Pages

Sunday, December 28, 2008

Classic Pimento Cheese

Basic pimento cheese spread, made with sharp cheddar cheese, chopped pimentos, mayonnaise, and for me, a little hot sauce, Cajun seasoning and Worcestershire.

Classic Pimento Cheese


Classic pimento cheese, in its purest form is simply shredded yellow, or sometimes white cheddar, anywhere from mild to extra sharp, according to personal taste, and chopped or pureed pimentos and sometimes, canned or freshly roasted red peppers instead.

Add a little pure mayonnaise, or depending on where you grew up in the South, even Miracle Whip salad dressing (but never at my house growing up). Traditionally, that'll be served up on white bread too - Bunny bread being our personal preference. That's about it, although there is many a Southern cook who is determined that she or he has that one secret ingredient they don't want to reveal to anybody.

You'll see pimento cheese made all kinds of ways these days - with cream cheese, vinegar, mustard, and a wide variety of cheeses, and even I have a few of my own not-so-secret weapons that, I think, make pimento cheese just right.


Here in the Deep South, we generally like a little kick to ours, so besides a dash or two of good ole Worcestershire sauce that many Southerners use, you'll often find a bit of hot sauce and maybe a bit of cayenne or Cajun seasoning in the mix too.

Mix all that stuff up in a big ole bowl.


Add more mayonnaise as needed for the consistency you like.


Now you can just go and spread it on some bread, white is traditional...


...slap a lid on it and and there you have it. The pâté of the South.


But... to me, pimento always calls for little quartered tea sandwiches, even when it's just for me, so that's what I'm doing here. You can certainly get far more fancy than finger sandwiches, but we'll go old school here, like Mama used to make for those sweet bridal showers or that surprise shower for the expecting mama. Spread the filling out on the bread, but not quite to the edge. If you're making these for a party, you'll want to make a fairly thin layer.

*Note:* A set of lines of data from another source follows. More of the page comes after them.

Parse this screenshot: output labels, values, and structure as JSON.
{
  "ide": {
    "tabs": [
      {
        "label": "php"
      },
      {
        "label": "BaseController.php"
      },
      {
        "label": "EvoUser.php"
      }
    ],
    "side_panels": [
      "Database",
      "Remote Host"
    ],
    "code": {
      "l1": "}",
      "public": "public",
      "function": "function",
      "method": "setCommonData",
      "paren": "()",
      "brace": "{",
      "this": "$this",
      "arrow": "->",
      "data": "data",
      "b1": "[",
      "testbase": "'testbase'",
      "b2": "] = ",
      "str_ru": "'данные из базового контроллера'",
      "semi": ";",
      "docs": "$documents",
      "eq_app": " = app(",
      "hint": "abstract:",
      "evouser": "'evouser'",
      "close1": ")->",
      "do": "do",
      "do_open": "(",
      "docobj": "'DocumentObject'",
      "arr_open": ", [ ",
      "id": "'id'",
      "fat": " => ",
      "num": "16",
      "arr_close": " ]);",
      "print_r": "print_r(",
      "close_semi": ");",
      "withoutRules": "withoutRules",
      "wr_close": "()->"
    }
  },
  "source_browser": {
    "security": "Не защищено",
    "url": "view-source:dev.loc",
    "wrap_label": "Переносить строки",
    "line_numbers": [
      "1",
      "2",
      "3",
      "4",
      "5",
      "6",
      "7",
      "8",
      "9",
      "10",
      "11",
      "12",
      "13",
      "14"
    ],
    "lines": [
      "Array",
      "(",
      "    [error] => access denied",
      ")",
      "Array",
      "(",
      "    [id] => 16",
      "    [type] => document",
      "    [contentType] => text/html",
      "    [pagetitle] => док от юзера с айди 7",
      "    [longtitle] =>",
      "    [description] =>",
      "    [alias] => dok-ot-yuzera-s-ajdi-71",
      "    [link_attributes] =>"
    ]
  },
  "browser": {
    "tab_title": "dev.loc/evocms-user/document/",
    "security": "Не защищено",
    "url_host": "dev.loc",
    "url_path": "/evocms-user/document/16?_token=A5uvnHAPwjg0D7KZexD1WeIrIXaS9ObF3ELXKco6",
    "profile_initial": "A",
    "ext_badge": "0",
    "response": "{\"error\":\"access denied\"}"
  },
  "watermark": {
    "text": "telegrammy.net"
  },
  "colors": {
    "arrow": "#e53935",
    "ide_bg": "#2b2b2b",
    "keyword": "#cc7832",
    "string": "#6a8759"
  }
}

I'm making these generous for consumption by Mary.


Stack about 3 sandwiches together at a time if you're slicing them right away. Otherwise, you can stack them up back in the bread bag and refrigerate until you are ready to slice. That also helps them to set and firm up. Don't freeze them though - everything tends to separate and, well, it might not be so pretty.

Use a serrated knife to trim off the crusts, and wipe the knife with a paper towel between trims to keep things tidy.


Eat the trimmings or give them to the kids!


Cut the sandwiches in half diagonally, and then again, so you get quarters out of each sandwich.


A basic pimento cheese spread perfect for tiny finger sandwiches.


Here's how to make it.

For more of my southern favorites, visit my page on Pinterest!



Yum


Unable to view the printable below on your device? Tap/click here.



Posted by on December 28, 2008
Images and Full Post Content including Recipe ©Deep South Dish. Recipes are offered for your own personal use only and while pinning and sharing links is welcomed and encouraged, please do not copy and paste to repost or republish elsewhere such as other Facebook pages, blogs, websites, or forums without explicit prior permission. All rights reserved.

Material Disclosure: Unless otherwise noted, you should assume that post links to the providers of goods and services mentioned, establish an affiliate relationship and/or other material connection and that I may be compensated when you purchase from a provider. You are never under any obligation to purchase anything when using my recipes and you should always perform due diligence before buying goods or services from anyone via the Internet or offline.
.